### Problem details
Write out all of the entries exactly, please.

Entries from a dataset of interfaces
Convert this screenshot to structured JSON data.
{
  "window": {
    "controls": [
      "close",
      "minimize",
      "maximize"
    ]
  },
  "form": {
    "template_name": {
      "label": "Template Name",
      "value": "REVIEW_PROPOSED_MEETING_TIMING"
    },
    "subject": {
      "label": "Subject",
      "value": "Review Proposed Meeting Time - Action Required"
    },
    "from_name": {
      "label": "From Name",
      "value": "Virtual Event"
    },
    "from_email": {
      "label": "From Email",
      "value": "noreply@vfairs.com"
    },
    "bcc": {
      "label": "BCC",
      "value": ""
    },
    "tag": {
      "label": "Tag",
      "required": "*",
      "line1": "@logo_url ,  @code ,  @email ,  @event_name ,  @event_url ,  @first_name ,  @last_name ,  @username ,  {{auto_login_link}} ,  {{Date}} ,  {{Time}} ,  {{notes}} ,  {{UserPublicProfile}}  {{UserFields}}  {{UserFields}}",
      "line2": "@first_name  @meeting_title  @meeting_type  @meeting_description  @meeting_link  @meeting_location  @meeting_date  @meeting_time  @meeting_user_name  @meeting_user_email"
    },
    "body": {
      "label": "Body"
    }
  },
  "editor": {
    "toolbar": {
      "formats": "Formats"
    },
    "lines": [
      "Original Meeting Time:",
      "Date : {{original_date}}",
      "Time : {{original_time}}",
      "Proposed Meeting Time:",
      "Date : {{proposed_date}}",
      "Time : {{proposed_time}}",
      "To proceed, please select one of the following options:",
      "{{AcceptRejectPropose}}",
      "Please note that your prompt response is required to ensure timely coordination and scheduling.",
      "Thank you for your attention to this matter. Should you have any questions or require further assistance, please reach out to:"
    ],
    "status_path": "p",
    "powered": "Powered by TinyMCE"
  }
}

### Solution to the exercise
Convert this screenshot to structured JSON data.
{
  "window": {
    "controls": [
      "close",
      "minimize",
      "maximize"
    ]
  },
  "form": {
    "template_name": {
      "label": "Template Name",
      "value": "REVIEW_PROPOSED_MEETING_TIMING"
    },
    "subject": {
      "label": "Subject",
      "value": "Review Proposed Meeting Time - Action Required"
    },
    "from_name": {
      "label": "From Name",
      "value": "Virtual Event"
    },
    "from_email": {
      "label": "From Email",
      "value": "noreply@vfairs.com"
    },
    "bcc": {
      "label": "BCC",
      "value": ""
    },
    "tag": {
      "label": "Tag",
      "required": "*",
      "line1": "@logo_url ,  @code ,  @email ,  @event_name ,  @event_url ,  @first_name ,  @last_name ,  @username ,  {{auto_login_link}} ,  {{Date}} ,  {{Time}} ,  {{notes}} ,  {{UserPublicProfile}}  {{UserFields}}  {{UserFields}}",
      "line2": "@first_name  @meeting_title  @meeting_type  @meeting_description  @meeting_link  @meeting_location  @meeting_date  @meeting_time  @meeting_user_name  @meeting_user_email"
    },
    "body": {
      "label": "Body"
    }
  },
  "editor": {
    "toolbar": {
      "formats": "Formats"
    },
    "lines": [
      "Original Meeting Time:",
      "Date : {{original_date}}",
      "Time : {{original_time}}",
      "Proposed Meeting Time:",
      "Date : {{proposed_date}}",
      "Time : {{proposed_time}}",
      "To proceed, please select one of the following options:",
      "{{AcceptRejectPropose}}",
      "Please note that your prompt response is required to ensure timely coordination and scheduling.",
      "Thank you for your attention to this matter. Should you have any questions or require further assistance, please reach out to:"
    ],
    "status_path": "p",
    "powered": "Powered by TinyMCE"
  }
}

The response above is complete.